The rehabilitation phase in a therapy centre follows an often long and arduous history of illness. A rehabilitation centre's mission is to stabilise patients through specialised therapies, accelerate their recovery, and teach new strategies for dealing with pain or impairment. In addition, patients are prepared to return to work or to independent living. In this phase, the feel-good factor and relaxation are particularly important. A harmonious environment has a significant influence on recovery; the quality of the lighting in the rehabilitation centre is crucial to this.
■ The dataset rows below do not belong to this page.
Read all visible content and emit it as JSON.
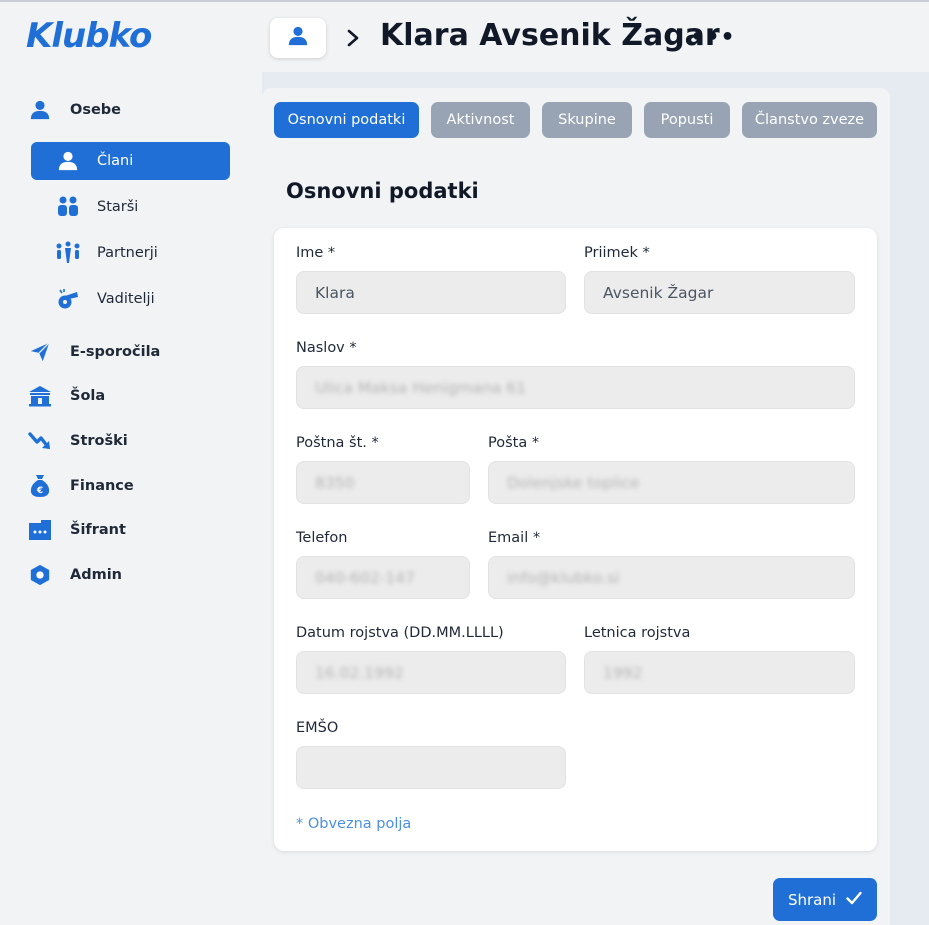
{
  "app": {
    "logo": "Klubko"
  },
  "header": {
    "title": "Klara Avsenik Žagar",
    "more": "•••"
  },
  "sidebar": {
    "items": [
      {
        "label": "Osebe",
        "icon": "user-icon"
      },
      {
        "label": "E-sporočila",
        "icon": "send-icon"
      },
      {
        "label": "Šola",
        "icon": "school-icon"
      },
      {
        "label": "Stroški",
        "icon": "trend-down-icon"
      },
      {
        "label": "Finance",
        "icon": "money-bag-icon"
      },
      {
        "label": "Šifrant",
        "icon": "codebook-icon"
      },
      {
        "label": "Admin",
        "icon": "shield-icon"
      }
    ],
    "sub_items": [
      {
        "label": "Člani",
        "icon": "member-icon",
        "active": true
      },
      {
        "label": "Starši",
        "icon": "parents-icon",
        "active": false
      },
      {
        "label": "Partnerji",
        "icon": "partners-icon",
        "active": false
      },
      {
        "label": "Vaditelji",
        "icon": "whistle-icon",
        "active": false
      }
    ]
  },
  "tabs": [
    {
      "label": "Osnovni podatki",
      "active": true
    },
    {
      "label": "Aktivnost",
      "active": false
    },
    {
      "label": "Skupine",
      "active": false
    },
    {
      "label": "Popusti",
      "active": false
    },
    {
      "label": "Članstvo zveze",
      "active": false
    }
  ],
  "section": {
    "title": "Osnovni podatki"
  },
  "form": {
    "ime": {
      "label": "Ime *",
      "value": "Klara"
    },
    "priimek": {
      "label": "Priimek *",
      "value": "Avsenik Žagar"
    },
    "naslov": {
      "label": "Naslov *",
      "value": "Ulica Maksa Henigmana 61"
    },
    "postna_st": {
      "label": "Poštna št. *",
      "value": "8350"
    },
    "posta": {
      "label": "Pošta *",
      "value": "Dolenjske toplice"
    },
    "telefon": {
      "label": "Telefon",
      "value": "040-602-147"
    },
    "email": {
      "label": "Email *",
      "value": "info@klubko.si"
    },
    "datum_rojstva": {
      "label": "Datum rojstva (DD.MM.LLLL)",
      "value": "16.02.1992"
    },
    "letnica_rojstva": {
      "label": "Letnica rojstva",
      "value": "1992"
    },
    "emso": {
      "label": "EMŠO",
      "value": ""
    },
    "required_note": "* Obvezna polja"
  },
  "actions": {
    "save_label": "Shrani"
  },
  "colors": {
    "primary": "#1f6fd6",
    "tab_inactive": "#98a4b3",
    "note": "#4a90e2"
  }
}
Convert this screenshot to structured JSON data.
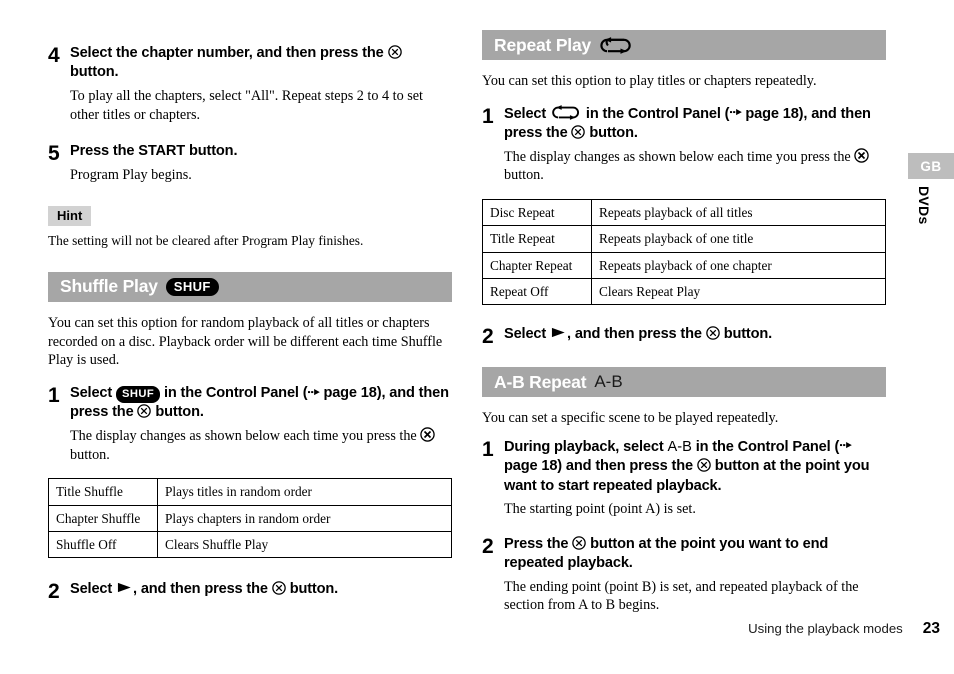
{
  "page": {
    "number": "23",
    "footer_label": "Using the playback modes",
    "side_tab_label": "GB",
    "side_vertical_label": "DVDs",
    "colors": {
      "section_bar": "#a6a6a6",
      "hint_badge": "#d2d2d2",
      "side_tab": "#bdbdbd",
      "text": "#000000"
    }
  },
  "left_column": {
    "step4": {
      "number": "4",
      "head_1": "Select the chapter number, and then press the",
      "head_2": "button.",
      "sub": "To play all the chapters, select \"All\". Repeat steps 2 to 4 to set other titles or chapters."
    },
    "step5": {
      "number": "5",
      "head": "Press the START button.",
      "sub": "Program Play begins."
    },
    "hint": {
      "badge": "Hint",
      "text": "The setting will not be cleared after Program Play finishes."
    },
    "shuffle": {
      "title": "Shuffle Play",
      "icon_label": "SHUF",
      "intro": "You can set this option for random playback of all titles or chapters recorded on a disc. Playback order will be different each time Shuffle Play is used.",
      "step1": {
        "number": "1",
        "head_a": "Select",
        "head_b": "in the Control Panel (",
        "head_c": "page 18), and then press the",
        "head_d": "button.",
        "sub_a": "The display changes as shown below each time you press the",
        "sub_b": "button."
      },
      "table": {
        "rows": [
          {
            "mode": "Title Shuffle",
            "description": "Plays titles in random order"
          },
          {
            "mode": "Chapter Shuffle",
            "description": "Plays chapters in random order"
          },
          {
            "mode": "Shuffle Off",
            "description": "Clears Shuffle Play"
          }
        ]
      },
      "step2": {
        "number": "2",
        "head_a": "Select",
        "head_b": ", and then press the",
        "head_c": "button."
      }
    }
  },
  "right_column": {
    "repeat": {
      "title": "Repeat Play",
      "icon_label": "repeat-loop",
      "intro": "You can set this option to play titles or chapters repeatedly.",
      "step1": {
        "number": "1",
        "head_a": "Select",
        "head_b": "in the Control Panel (",
        "head_c": "page 18), and then press the",
        "head_d": "button.",
        "sub_a": "The display changes as shown below each time you press the",
        "sub_b": "button."
      },
      "table": {
        "rows": [
          {
            "mode": "Disc Repeat",
            "description": "Repeats playback of all titles"
          },
          {
            "mode": "Title Repeat",
            "description": "Repeats playback of one title"
          },
          {
            "mode": "Chapter Repeat",
            "description": "Repeats playback of one chapter"
          },
          {
            "mode": "Repeat Off",
            "description": "Clears Repeat Play"
          }
        ]
      },
      "step2": {
        "number": "2",
        "head_a": "Select",
        "head_b": ", and then press the",
        "head_c": "button."
      }
    },
    "ab_repeat": {
      "title": "A-B Repeat",
      "icon_label": "A-B",
      "intro": "You can set a specific scene to be played repeatedly.",
      "step1": {
        "number": "1",
        "head_a": "During playback, select",
        "head_b": "in the Control Panel",
        "head_c": "(",
        "head_d": "page 18) and then press the",
        "head_e": "button at the point you want to start repeated playback.",
        "sub": "The starting point (point A) is set."
      },
      "step2": {
        "number": "2",
        "head_a": "Press the",
        "head_b": "button at the point you want to end repeated playback.",
        "sub": "The ending point (point B) is set, and repeated playback of the section from A to B begins."
      }
    }
  }
}
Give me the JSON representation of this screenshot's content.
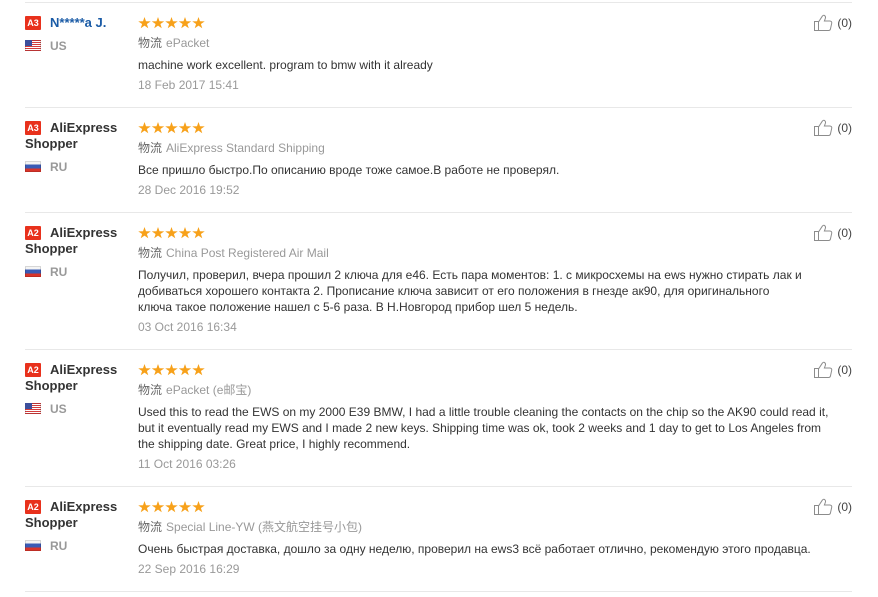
{
  "labels": {
    "logistics": "物流"
  },
  "colors": {
    "badge": "#e8311c",
    "star": "#f7a11a",
    "divider": "#e8e8e8",
    "text": "#333333",
    "muted": "#999999",
    "icon": "#8c8c8c"
  },
  "icons": {
    "helpful": "thumbs-up-icon",
    "rating": "star-icon"
  },
  "reviews": [
    {
      "level": "A3",
      "name": "N*****a J.",
      "name_color": "#1a5ba6",
      "country": "US",
      "rating": 5,
      "rating_max": 5,
      "shipping": "ePacket",
      "text": [
        "machine work excellent. program to bmw with it already"
      ],
      "date": "18 Feb 2017 15:41",
      "likes": "(0)"
    },
    {
      "level": "A3",
      "name": "AliExpress Shopper",
      "name_color": "#333333",
      "country": "RU",
      "rating": 5,
      "rating_max": 5,
      "shipping": "AliExpress Standard Shipping",
      "text": [
        "Все пришло быстро.По описанию вроде тоже самое.В работе не проверял."
      ],
      "date": "28 Dec 2016 19:52",
      "likes": "(0)"
    },
    {
      "level": "A2",
      "name": "AliExpress Shopper",
      "name_color": "#333333",
      "country": "RU",
      "rating": 5,
      "rating_max": 5,
      "shipping": "China Post Registered Air Mail",
      "text": [
        "Получил, проверил, вчера прошил 2 ключа для е46. Есть пара моментов: 1. с микросхемы на ews нужно стирать лак и",
        "добиваться хорошего контакта 2. Прописание ключа зависит от его положения в гнезде ак90, для оригинального",
        "ключа такое положение нашел с 5-6 раза. В Н.Новгород прибор шел 5 недель."
      ],
      "date": "03 Oct 2016 16:34",
      "likes": "(0)"
    },
    {
      "level": "A2",
      "name": "AliExpress Shopper",
      "name_color": "#333333",
      "country": "US",
      "rating": 5,
      "rating_max": 5,
      "shipping": "ePacket (e邮宝)",
      "text": [
        "Used this to read the EWS on my 2000 E39 BMW, I had a little trouble cleaning the contacts on the chip so the AK90 could read it,",
        "but it eventually read my EWS and I made 2 new keys. Shipping time was ok, took 2 weeks and 1 day to get to Los Angeles from",
        "the shipping date. Great price, I highly recommend."
      ],
      "date": "11 Oct 2016 03:26",
      "likes": "(0)"
    },
    {
      "level": "A2",
      "name": "AliExpress Shopper",
      "name_color": "#333333",
      "country": "RU",
      "rating": 5,
      "rating_max": 5,
      "shipping": "Special Line-YW (燕文航空挂号小包)",
      "text": [
        "Очень быстрая доставка, дошло за одну неделю, проверил на ews3 всё работает отлично, рекомендую этого продавца."
      ],
      "date": "22 Sep 2016 16:29",
      "likes": "(0)"
    }
  ]
}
A balanced mix of room and accent lighting in therapy rooms creates a pleasant atmosphere in which patients feel safe and secure. Luminaires with high colour rendering values are suitable for this stimulation at the sensory and emotional level because they present the surroundings in a more vivid and three-dimensional way. Ideally, the basic brightness in the room is achieved by indirect lighting, e.g., via illuminated walls or ceiling surfaces. Additional direct lighting increases the plasticity of the room and facilitates orientation. Spotlights can set light accents on the wall, guide the eye, and provide visual variety. There are separate specifications for treatment and therapy rooms in the physical, radiological, and electromedical fields. An illuminance of at least 300 lux with a colour rendering index of Ra 80 must be achieved in the treatment room. To be able to precisely assess the condition of a patient, the even higher colour rendering of full-spectrum LEDs is recommended. They offer excellent colour fidelity of Ra 98. Dynamic light has an additional beneficial effect on rehabilitation. High day-dependent illuminance levels, based on the natural daylight progression, support the human circadian rhythm, and thus contribute to a patient's more rapid recovery. Tunable White luminaires are used for this purpose, with a colour temperature of up to 5700 K during the day. In the evening, warm white light colours from 2700 K are suitable for inducing relaxation, preparing the organism for rest, and improving patients' sleep in the rehabilitation centre.